April 6 Youth movement announced on Wednesday that it would escalate its members' hunger strike in the upcoming days until the protest law is cancelled.
In a press conference held Wednesday afternoon, Amr Ali, the movement's coordinator announced that it supported the hunger strike movement. Ali spoke of ‘the empty stomach" against the protest law which he described as "unconstitutional," demanding the release of the detainees imprisoned because of the law.
"April 6 Youth movement is against any law suppressing protests but it is not against any law to organise them" Ali said.
Zizo Abdo, the leading member of April 6 Youth movement announced that 30 members of the political youth movement that played a crucial role in the 25 January revolution have joined the nationwide hunger strike.

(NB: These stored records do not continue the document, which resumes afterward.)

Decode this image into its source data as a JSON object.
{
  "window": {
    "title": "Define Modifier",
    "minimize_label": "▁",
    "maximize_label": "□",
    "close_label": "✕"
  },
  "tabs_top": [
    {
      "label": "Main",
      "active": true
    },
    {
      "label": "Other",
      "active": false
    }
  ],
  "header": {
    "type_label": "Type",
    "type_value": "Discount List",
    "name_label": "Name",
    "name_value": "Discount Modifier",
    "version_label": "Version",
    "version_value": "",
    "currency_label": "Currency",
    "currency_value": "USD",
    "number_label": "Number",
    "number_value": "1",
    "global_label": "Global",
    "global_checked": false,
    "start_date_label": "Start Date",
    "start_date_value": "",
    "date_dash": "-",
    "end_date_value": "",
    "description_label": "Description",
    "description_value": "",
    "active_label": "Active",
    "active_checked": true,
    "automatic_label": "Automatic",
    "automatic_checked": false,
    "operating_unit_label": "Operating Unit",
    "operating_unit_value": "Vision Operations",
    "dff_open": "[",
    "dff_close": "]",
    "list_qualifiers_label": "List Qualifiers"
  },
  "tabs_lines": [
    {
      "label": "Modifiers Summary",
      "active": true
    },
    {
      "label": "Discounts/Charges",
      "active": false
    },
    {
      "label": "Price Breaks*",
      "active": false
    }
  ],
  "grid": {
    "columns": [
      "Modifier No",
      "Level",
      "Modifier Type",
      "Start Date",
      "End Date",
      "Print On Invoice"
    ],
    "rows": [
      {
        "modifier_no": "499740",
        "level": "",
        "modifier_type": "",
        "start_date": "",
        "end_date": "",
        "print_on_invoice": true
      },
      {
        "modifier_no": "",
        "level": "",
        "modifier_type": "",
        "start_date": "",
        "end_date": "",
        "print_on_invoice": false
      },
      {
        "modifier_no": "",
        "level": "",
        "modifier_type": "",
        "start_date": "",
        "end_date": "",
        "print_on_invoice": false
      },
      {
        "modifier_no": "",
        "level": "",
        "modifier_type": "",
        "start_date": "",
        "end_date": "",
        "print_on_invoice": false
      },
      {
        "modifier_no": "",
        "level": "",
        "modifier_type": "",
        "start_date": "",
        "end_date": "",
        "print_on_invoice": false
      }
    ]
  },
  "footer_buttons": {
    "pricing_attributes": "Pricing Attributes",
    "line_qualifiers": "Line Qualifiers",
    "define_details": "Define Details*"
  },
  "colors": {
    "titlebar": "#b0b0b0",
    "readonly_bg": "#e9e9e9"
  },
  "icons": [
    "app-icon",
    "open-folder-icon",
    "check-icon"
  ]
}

During the press conference members of the movement read the statement of Ahmed Maher, the founder of the organisation who is currently serving three years in jail for illegal protesting.
"The regime does not care for the thousands unjustly imprisoned because of the protest law, it does not care that some of them lost their jobs because of it or that there are doctors, engineers, professors and journalists in jail because of the law because they care more for the stability of their rule," Maher said in his statement.
"Today our battle is the battle of the empty stomach, the only thing we have to fight injustice is our bodies and what is its use if it is isolated from your life, your family and your children?" Maher said in his letter declaring his hunger strike until his release.
Ahmed Maher, leading April 6 Youth member Mohamed Adel as well as activist Ahmed Douma were sentenced to three years in prison and were fined LE50,000 for illegal protesting and assaulting security forces last November.
The court of urgent matters in Cairo banned all the activities of April 6 Youth accusing them of espionage last April.
On Saturday a group of political parties and movements announced their support for the growing hunger strike. The strike initially began in Egyptian prisons by detainees imprisoned on charges of violating the protest law but later spread to activists and politicians outside of prison too.
According to estimations, no less than 80 detainees in prisons all over the country announced their hunger strike over the past three weeks.
Recently government officials hinted that the controversial protest law issued November 2013 was going to be amended soon.